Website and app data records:
════════

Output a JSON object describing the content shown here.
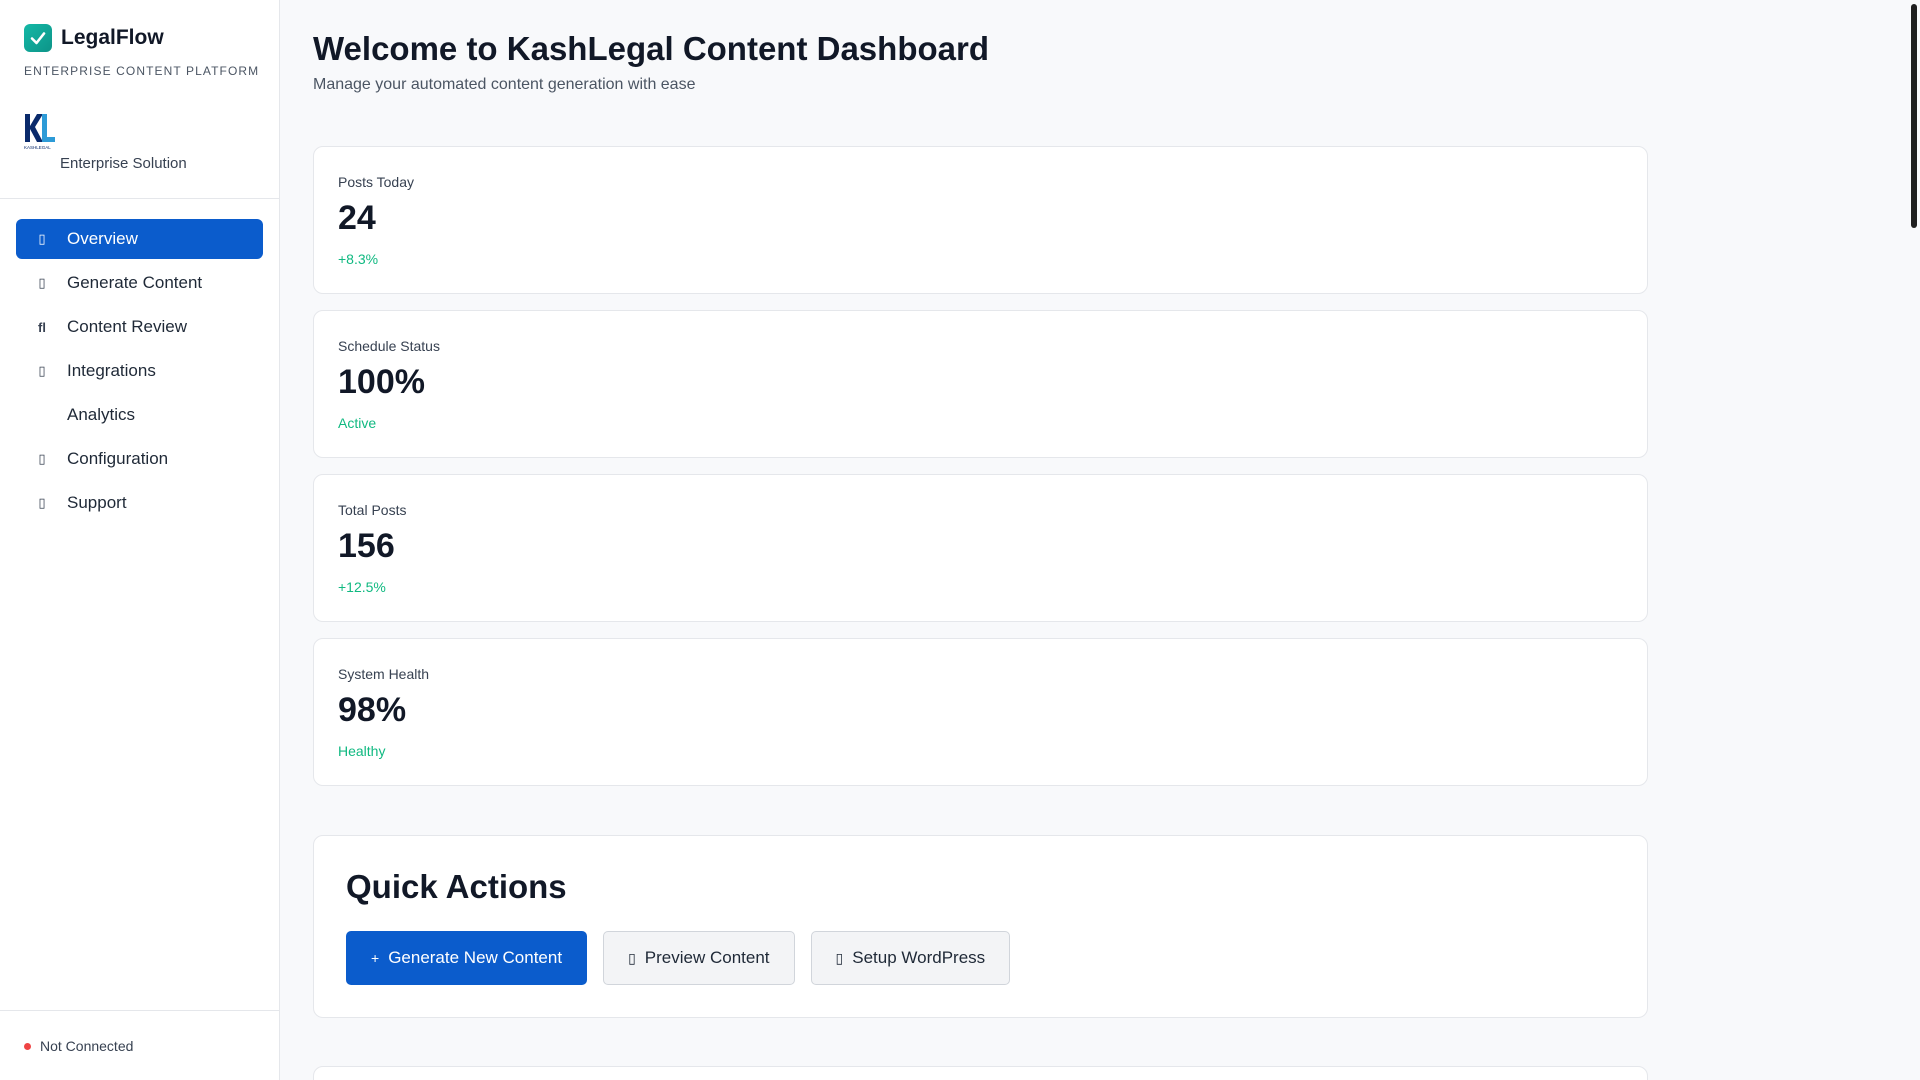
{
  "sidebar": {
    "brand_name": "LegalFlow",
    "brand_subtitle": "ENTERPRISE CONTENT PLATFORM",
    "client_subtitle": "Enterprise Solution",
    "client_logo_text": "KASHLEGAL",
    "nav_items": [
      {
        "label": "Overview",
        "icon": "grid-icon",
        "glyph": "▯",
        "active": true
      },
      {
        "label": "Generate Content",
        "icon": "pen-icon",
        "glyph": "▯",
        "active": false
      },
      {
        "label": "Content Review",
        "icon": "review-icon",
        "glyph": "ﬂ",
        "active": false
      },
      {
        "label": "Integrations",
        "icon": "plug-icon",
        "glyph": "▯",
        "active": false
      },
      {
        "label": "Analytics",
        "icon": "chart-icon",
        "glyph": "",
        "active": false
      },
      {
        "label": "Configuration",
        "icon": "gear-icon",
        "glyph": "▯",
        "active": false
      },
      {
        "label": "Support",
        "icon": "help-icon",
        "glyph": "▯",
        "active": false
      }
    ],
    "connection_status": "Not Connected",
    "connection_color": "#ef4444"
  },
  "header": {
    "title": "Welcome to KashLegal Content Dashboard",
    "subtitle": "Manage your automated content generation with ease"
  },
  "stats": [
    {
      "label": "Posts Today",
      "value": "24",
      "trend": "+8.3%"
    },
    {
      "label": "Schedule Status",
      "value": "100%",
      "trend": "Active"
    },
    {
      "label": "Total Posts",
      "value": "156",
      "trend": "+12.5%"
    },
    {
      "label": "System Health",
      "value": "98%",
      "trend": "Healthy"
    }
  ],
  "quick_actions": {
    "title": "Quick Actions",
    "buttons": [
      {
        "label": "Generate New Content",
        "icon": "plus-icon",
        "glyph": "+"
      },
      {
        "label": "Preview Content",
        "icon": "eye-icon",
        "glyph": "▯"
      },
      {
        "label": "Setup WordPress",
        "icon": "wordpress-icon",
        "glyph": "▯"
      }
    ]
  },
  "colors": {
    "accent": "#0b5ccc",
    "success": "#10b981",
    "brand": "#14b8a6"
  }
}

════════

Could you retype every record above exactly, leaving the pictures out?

Output a JSON object describing the content shown here.
{
  "sidebar": {
    "brand_name": "LegalFlow",
    "brand_subtitle": "ENTERPRISE CONTENT PLATFORM",
    "client_subtitle": "Enterprise Solution",
    "client_logo_text": "KASHLEGAL",
    "nav_items": [
      {
        "label": "Overview",
        "icon": "grid-icon",
        "glyph": "▯",
        "active": true
      },
      {
        "label": "Generate Content",
        "icon": "pen-icon",
        "glyph": "▯",
        "active": false
      },
      {
        "label": "Content Review",
        "icon": "review-icon",
        "glyph": "ﬂ",
        "active": false
      },
      {
        "label": "Integrations",
        "icon": "plug-icon",
        "glyph": "▯",
        "active": false
      },
      {
        "label": "Analytics",
        "icon": "chart-icon",
        "glyph": "",
        "active": false
      },
      {
        "label": "Configuration",
        "icon": "gear-icon",
        "glyph": "▯",
        "active": false
      },
      {
        "label": "Support",
        "icon": "help-icon",
        "glyph": "▯",
        "active": false
      }
    ],
    "connection_status": "Not Connected",
    "connection_color": "#ef4444"
  },
  "header": {
    "title": "Welcome to KashLegal Content Dashboard",
    "subtitle": "Manage your automated content generation with ease"
  },
  "stats": [
    {
      "label": "Posts Today",
      "value": "24",
      "trend": "+8.3%"
    },
    {
      "label": "Schedule Status",
      "value": "100%",
      "trend": "Active"
    },
    {
      "label": "Total Posts",
      "value": "156",
      "trend": "+12.5%"
    },
    {
      "label": "System Health",
      "value": "98%",
      "trend": "Healthy"
    }
  ],
  "quick_actions": {
    "title": "Quick Actions",
    "buttons": [
      {
        "label": "Generate New Content",
        "icon": "plus-icon",
        "glyph": "+"
      },
      {
        "label": "Preview Content",
        "icon": "eye-icon",
        "glyph": "▯"
      },
      {
        "label": "Setup WordPress",
        "icon": "wordpress-icon",
        "glyph": "▯"
      }
    ]
  },
  "colors": {
    "accent": "#0b5ccc",
    "success": "#10b981",
    "brand": "#14b8a6"
  }
}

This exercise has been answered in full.